◆ Brief ◆
Read the records below. Copy each line where the string "Spelling" occurs.

(Entries taken from a collection)
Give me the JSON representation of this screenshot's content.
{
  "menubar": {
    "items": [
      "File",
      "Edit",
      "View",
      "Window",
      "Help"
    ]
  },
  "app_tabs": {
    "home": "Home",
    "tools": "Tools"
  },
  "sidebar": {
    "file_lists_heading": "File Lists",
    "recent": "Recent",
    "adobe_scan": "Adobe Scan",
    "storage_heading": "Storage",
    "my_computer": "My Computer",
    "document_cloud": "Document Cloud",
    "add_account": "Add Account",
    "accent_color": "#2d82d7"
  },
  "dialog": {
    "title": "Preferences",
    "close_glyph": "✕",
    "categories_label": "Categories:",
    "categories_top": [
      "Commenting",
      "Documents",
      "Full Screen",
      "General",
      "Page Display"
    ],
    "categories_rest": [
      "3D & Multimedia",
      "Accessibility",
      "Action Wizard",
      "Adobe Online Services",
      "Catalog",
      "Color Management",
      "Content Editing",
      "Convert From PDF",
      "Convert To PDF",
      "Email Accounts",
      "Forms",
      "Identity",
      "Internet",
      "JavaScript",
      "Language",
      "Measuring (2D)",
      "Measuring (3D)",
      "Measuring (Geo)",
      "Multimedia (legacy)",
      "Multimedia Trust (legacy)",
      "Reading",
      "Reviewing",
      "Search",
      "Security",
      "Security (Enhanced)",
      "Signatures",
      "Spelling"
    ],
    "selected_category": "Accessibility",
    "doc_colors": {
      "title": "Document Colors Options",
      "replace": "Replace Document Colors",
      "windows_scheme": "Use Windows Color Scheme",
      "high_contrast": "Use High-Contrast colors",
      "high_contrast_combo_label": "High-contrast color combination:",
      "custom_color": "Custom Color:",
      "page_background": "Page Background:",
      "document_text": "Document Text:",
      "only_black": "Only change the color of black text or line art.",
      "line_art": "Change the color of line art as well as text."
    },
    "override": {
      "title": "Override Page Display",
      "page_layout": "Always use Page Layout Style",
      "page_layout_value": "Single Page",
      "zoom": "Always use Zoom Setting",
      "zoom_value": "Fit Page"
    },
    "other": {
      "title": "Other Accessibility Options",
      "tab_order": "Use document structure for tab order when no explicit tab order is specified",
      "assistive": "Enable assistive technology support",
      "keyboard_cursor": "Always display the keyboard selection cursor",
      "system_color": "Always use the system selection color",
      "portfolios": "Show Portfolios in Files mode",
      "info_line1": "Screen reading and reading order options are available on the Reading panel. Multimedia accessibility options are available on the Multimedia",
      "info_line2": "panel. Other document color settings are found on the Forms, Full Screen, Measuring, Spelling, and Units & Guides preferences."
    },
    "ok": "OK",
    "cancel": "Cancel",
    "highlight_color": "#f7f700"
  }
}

◆ Result ◆
      "Spelling"
      "info_line2": "panel. Other document color settings are found on the Forms, Full Screen, Measuring, Spelling, and Units & Guides preferences."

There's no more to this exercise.